TASK INSTRUCTIONS =
A line qualifies if it holds the string "Components". Copy every qualifying line from the records.

────

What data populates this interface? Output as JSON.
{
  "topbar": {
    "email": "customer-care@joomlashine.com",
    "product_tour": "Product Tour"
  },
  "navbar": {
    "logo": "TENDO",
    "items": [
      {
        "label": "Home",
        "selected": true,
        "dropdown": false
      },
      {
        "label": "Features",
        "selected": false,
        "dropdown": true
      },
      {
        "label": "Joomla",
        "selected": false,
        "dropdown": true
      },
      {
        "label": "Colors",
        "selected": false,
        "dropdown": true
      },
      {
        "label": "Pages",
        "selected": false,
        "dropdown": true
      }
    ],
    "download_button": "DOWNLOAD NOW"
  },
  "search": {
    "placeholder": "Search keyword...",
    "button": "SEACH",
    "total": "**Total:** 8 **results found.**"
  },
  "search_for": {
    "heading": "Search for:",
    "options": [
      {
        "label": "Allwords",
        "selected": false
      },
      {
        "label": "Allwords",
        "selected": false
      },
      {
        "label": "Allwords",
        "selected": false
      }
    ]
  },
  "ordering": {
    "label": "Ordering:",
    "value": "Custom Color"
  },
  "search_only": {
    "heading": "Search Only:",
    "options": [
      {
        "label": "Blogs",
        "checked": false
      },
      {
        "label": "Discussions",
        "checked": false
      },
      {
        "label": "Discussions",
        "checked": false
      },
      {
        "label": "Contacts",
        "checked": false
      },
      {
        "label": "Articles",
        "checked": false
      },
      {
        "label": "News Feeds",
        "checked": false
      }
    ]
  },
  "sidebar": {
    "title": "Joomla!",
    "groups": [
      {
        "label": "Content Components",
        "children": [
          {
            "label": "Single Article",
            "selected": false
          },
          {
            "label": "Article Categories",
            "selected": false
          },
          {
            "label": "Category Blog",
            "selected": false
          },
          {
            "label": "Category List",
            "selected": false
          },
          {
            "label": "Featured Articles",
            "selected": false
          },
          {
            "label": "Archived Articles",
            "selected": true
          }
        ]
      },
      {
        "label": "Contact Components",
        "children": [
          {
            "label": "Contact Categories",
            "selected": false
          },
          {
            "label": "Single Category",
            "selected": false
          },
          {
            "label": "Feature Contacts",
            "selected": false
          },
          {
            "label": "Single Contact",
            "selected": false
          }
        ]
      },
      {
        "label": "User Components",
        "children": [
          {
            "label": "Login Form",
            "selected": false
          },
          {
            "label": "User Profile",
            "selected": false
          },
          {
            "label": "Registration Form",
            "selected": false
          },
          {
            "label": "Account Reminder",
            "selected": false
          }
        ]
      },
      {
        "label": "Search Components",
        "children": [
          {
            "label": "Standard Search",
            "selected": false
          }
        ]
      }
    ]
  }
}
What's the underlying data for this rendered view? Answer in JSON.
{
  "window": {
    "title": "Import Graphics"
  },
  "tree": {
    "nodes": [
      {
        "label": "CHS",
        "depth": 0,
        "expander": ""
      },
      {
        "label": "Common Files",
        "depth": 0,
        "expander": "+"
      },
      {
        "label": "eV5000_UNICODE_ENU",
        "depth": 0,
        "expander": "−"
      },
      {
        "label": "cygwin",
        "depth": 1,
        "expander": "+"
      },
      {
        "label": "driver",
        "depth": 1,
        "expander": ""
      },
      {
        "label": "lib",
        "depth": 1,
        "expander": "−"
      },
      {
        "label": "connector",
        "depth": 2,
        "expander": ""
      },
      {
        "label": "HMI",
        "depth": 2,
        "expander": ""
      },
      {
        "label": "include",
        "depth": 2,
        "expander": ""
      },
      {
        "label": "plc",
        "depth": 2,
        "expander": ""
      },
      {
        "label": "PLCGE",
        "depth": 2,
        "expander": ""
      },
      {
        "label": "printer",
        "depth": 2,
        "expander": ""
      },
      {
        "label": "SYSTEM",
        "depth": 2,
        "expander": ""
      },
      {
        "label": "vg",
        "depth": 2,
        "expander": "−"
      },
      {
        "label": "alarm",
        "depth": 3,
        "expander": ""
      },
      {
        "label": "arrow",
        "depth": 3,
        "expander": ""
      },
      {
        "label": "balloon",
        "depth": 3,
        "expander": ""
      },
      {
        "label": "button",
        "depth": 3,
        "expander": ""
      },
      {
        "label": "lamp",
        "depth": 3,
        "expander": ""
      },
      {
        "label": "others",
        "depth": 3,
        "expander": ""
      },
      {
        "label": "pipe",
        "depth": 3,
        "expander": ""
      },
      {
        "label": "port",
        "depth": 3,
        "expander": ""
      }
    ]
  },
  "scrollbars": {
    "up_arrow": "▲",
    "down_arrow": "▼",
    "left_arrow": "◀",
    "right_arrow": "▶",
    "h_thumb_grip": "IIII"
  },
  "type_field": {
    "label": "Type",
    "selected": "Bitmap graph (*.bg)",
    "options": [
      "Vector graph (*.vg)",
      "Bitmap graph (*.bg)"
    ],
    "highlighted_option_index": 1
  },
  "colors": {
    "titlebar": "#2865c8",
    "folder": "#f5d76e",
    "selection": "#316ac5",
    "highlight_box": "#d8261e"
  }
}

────

EXERCISE RESPONSE =
        "label": "Content Components",
        "label": "Contact Components",
        "label": "User Components",
        "label": "Search Components",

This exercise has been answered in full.